MOORE — Super Bowl-winning coach Bill Cowher conducting a clinic Wednesday night at Southmoore High School was a once-in-a-lifetime opportunity for the Moore Pirates and OKC Wolfpack.
Todd Noel, an IT project manager for the Veteran's Administration, coaches the Moore Pirates, a team of 11-year-old boys. Noel submitted a nomination to the CoachMeCowher contest.
“This is so great,” Noel said. “This is the last year these kids are together before they go to junior high. To have someone like Coach Cowher come coach our final practice is extremely special. They talked about it on CBS. Shannon Sharpe joked he'd come play running back for us.”
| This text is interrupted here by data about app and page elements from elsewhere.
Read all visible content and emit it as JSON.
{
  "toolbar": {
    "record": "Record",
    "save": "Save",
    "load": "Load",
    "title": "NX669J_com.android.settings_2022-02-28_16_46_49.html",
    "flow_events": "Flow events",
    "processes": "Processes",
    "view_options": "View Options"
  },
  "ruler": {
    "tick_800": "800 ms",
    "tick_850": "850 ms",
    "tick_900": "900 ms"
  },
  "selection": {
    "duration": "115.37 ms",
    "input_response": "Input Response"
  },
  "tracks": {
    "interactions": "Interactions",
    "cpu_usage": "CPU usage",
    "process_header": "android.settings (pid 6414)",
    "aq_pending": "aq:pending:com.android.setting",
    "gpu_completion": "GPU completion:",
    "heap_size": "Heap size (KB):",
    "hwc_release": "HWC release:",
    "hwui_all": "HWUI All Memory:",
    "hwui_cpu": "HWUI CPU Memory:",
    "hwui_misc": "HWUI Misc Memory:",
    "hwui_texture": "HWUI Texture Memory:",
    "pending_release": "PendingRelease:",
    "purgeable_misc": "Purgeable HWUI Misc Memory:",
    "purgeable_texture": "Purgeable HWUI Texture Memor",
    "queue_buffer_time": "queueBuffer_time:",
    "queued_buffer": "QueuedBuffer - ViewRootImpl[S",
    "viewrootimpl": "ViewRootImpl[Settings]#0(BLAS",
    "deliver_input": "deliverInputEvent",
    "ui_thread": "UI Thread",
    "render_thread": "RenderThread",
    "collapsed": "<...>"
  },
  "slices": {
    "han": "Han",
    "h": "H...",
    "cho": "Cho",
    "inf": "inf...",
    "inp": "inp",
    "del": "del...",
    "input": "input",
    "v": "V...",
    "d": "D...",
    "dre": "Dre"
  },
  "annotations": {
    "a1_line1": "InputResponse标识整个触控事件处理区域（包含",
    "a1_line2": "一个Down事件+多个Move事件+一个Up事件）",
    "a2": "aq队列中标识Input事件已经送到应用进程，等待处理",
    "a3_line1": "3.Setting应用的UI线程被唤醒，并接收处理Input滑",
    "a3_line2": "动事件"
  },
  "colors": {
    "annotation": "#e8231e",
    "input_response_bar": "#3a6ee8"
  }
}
The Moore youth football story is scheduled to run Dec. 8 on CBS' national pregame show. Cowher is an analyst on the show alongside Dan Marino, Boomer Esiason and Sharpe. The Pirates were chosen from among nearly 200 entries.
Cowher, an advisory committee member for USA HeadsUp Football, said teaching fundamentals like how to tackle without using your head is critical in football's pursuit to minimize concussions.
“There's been a lot talk about football and safety issues,” Cowher said. “My big thing is the benefits far outweigh the risks. We're trying to give a young man life lessons — sacrifice, commitment, team work, self confidence, self esteem. That's what this sport does for kids.”
Former OU quarterback Charles Thompson is the father of Sooners quarterback Kendal Thompson, who played at Southmoore. Charles Thompson is actively involved in USA HeadsUp Football, a national program that teaches safety.
Charles Thompson was the tour guide for the Super Bowl XV-winning coach and the CBS film crew that toured Moore Wednesday afternoon. Stops included Southmoore and Moore high schools.
Southmoore football coach Jeff Brickman told the former Pittsburgh Steelers coach details of the EF5 tornado on May 20 that carved a mile-wide path in Moore. He told Cowher that 22 Southmoore players lost their homes. Brickman provided details of donations and the community's drive to rebuild.
“Six months later, this shows how much people still care about what happened here,” Brickman said. “To meet Coach Cowher is big-time. He's one of the all-timers, a Hall of Fame coach.”
Charlie Bloom, the CBS producer in charge of the project, specializes in features from the NCAA Basketball Tournament, college football and the NFL.
“This story in Moore, there is definitely something very special,” Bloom said. “When you see a community like this rally the way they have, it's a story that tells itself. I'm really excited. I hope we can portray the emotion of what's happened here. What this community has done is amazing.”
Cowher, 56, retired seven years ago after he compiled 149 wins in 15 years with the Steelers. He grew up in a small town, Crafton, Pa., and played at North Carolina State. Cowher was an undrafted linebacker who played six years in the NFL.
Cowher said Wednesday's session with 40 sixth-grade kids from the tornado ravaged community is something he's been looking forward to.
“With HeadsUp Football, our No. 1 thing is to know what to look for when dealing with concussions,” Cowher said. “Second, make sure they have proper equipment. Fitting is very, very important. Third, we need to certify coaches, make sure we have coaches that teach the correct techniques.
“Things you learn in the game of football transcend into life, being successful in life. Is there risk playing football? Yes. But there's risk in life. What this sport does for kids is immeasurable.”